Pierre-Laurent Aimard (photo Julia Wesely)

Schoenberg's laboratory

Pierre-Laurent Aimard
Fri 15 Nov 2024 20:15 - 22:00
Fri 15 Nov 2024
20:15 - 22:00
  • Fri 15 Nov 2024
    20:15 - 22:00
    Grote Zaal


Arnold Schoenberg Drei Klavierstücke
Alexander Scriabin Piano Sonata No. 9
Arnold Schoenberg Sechs kleine Klavierstücke
Robert Schumann Gesänge der Frühe
Arnold Schoenberg Fünf Klavierstücke
Johannes Brahms Intermezzi Op. 118 Nos. 1, 2 and 4
Arnold Schoenberg Klavierstücke op. 33a & op. 33b
Igor Stravinsky Piano Rag Music
Arnold Schoenberg Suite Op. 25


Pierre-Laurent Aimard piano

Unique journey through musical innovations on the piano

Arnold Schoenberg was the greatest musical innovator of the 20th century. According to pianist Pierre-Laurent Aimard, each new piano piece of his heralded a new phase: on the piano, Schoenberg developed compositional techniques that he then applied in other works. This imaginative program pulsates with the spirit of those innovations, interwoven with refreshing work from other composers. Aimard, leading authority on modern piano music, sheds light on his repertoire choices.
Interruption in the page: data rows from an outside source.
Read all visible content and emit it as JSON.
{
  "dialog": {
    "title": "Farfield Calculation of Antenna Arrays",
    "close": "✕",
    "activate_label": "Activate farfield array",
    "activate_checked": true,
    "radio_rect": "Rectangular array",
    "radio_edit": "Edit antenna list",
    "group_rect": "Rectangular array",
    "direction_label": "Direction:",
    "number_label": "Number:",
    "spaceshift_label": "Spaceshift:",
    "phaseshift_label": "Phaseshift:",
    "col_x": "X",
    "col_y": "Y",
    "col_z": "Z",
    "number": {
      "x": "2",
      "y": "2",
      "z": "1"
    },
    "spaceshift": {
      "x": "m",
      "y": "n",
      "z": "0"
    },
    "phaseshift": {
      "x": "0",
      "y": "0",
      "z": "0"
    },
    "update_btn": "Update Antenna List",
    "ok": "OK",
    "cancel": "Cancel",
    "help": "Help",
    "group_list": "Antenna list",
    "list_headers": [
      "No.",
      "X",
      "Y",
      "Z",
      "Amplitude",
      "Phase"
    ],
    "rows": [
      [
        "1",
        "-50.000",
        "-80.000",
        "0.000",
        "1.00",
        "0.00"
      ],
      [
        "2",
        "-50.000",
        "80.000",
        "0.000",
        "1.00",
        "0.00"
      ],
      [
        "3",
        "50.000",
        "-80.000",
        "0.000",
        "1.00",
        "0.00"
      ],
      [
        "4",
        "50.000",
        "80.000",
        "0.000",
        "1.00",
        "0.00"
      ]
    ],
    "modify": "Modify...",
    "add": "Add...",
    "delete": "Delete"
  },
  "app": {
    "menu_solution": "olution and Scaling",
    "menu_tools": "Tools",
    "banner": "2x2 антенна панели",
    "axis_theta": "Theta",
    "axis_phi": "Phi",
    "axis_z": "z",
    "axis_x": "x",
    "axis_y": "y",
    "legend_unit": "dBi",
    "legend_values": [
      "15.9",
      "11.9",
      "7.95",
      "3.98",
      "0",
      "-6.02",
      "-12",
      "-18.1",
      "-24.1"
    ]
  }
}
A unique opportunity to hear Schönberg’s complete piano oeuvre, at the very highest level.

Schoenberg’s originality is clearly not reflected in his titles, which are all rather straightforward and functional. But his notes were without exception groundbreaking. The set of three pieces for solo piano Drei Klavierstücke (1909) is one of the earliest examples of atonality, and in Suite für Klavier (1921) and Fünf Klavierstücke (1920-23) Schönberg applied his twelve-tone technique for the first time. Aimard combines them with music by Schönberg’s antipode Igor Stravinsky, the American lone wolf Charles Ives, and Ferruccio Busoni, with whom Schönberg corresponded about his compositional techniques. Aleksandr Skrjabin experimented with chromaticism in his own unique way, and the modernist Nikolay Roslavets has been called ‘the Russian Schönberg’.